  • Typical behavioural improvements in children post AT for OSA include reduction in hyperactivity, impulsiveness and aggression. Exact mechanisms that produce these improvements are unknown. Nocturnal enuresis seen more commonly in children with OSA also seems to improve after AT.
  • MRI exams have found regional grey matter differences in those with severe OSA and changes to both grey and white matter have been documented but further research is needed to determine the utility for early detection or assessment of disease.
  • As with previous reports, children with severe OSA on PSG, age <3 years and comorbidities are at higher risk of perioperative respiratory adverse events and thus are recommended overnight hospital monitoring. The problem is PSG is not always done. The American Academy of Otolaryngology/Head and Neck Surgery recommend preoperative PSG if age <2 years or in the presence of obesity, Down syndrome, craniofacial abnormalities, neuromuscular disorders, sickle cell disease or mucopolysaccharidoses. Importantly this differs from the American Academy of Paediatrics recommendation that all children with OSA symptoms receive PSG preoperatively. In practice <10% of children get a preoperative PSG.
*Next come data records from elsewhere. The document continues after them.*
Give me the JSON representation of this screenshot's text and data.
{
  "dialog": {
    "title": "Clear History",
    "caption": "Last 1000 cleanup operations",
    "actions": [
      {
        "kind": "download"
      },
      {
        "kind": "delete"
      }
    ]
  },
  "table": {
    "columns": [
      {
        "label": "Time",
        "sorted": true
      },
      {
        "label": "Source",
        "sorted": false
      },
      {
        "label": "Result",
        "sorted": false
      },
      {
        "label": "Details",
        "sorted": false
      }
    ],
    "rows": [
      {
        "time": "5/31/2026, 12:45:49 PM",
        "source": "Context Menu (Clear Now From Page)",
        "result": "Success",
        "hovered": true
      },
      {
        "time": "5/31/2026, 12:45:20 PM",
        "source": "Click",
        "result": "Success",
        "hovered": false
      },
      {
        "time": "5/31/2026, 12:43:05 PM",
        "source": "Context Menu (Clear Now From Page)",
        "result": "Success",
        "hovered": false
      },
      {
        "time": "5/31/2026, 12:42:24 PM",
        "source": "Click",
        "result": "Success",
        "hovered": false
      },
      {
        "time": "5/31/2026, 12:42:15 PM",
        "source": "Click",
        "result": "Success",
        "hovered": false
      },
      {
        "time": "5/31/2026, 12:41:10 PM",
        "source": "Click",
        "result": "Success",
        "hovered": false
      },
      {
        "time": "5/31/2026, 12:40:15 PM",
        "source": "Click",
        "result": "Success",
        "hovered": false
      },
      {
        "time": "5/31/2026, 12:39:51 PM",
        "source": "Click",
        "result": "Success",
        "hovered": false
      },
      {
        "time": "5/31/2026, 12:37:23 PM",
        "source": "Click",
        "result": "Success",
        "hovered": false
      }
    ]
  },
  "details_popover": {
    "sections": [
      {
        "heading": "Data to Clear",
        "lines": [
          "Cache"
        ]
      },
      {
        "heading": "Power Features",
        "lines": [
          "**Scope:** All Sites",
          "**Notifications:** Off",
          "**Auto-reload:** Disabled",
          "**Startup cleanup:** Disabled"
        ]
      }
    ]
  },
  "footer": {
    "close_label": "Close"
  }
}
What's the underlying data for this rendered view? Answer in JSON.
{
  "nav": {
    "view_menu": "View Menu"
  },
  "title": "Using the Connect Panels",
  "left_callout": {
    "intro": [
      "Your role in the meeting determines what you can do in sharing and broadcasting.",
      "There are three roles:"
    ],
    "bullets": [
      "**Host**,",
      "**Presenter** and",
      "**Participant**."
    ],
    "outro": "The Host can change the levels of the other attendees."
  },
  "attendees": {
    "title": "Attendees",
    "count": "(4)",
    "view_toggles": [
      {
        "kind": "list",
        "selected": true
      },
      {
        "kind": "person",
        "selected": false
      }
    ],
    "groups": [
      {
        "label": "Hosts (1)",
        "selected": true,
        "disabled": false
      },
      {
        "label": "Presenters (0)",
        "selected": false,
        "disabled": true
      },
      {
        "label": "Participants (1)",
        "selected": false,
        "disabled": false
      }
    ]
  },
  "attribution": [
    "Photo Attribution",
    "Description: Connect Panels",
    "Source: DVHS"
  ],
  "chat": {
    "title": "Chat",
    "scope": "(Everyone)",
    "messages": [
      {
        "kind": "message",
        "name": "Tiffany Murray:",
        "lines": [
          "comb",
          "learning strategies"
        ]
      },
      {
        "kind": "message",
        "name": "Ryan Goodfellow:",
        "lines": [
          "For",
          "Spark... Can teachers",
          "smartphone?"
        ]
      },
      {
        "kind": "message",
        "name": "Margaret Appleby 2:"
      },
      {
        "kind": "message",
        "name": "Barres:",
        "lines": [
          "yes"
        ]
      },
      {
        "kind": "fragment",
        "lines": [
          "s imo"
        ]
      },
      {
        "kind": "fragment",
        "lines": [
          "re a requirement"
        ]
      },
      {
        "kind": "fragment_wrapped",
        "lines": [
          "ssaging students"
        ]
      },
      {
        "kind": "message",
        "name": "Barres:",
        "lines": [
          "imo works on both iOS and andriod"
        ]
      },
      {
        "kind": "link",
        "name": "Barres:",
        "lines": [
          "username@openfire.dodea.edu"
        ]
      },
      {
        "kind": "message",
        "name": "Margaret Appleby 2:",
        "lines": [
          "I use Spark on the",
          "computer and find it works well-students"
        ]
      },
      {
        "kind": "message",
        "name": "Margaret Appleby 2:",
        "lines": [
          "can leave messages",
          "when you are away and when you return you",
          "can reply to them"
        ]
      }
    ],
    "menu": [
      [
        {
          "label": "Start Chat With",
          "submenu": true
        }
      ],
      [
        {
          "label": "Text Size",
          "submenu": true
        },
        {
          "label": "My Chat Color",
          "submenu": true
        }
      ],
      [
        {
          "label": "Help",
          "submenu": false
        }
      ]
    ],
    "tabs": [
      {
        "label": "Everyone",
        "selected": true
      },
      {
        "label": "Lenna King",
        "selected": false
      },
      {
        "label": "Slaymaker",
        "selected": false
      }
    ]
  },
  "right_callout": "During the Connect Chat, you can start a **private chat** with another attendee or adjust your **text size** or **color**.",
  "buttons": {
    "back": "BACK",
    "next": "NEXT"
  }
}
  • All children with severe OSA should undergo AT but a non-surgical approach may be reasonable for those with mild or moderate disease.
  • In terms of respiratory complications, these have been found to be more common in underprivileged minority children.


Reviewed by Dr. Katherine Lanigan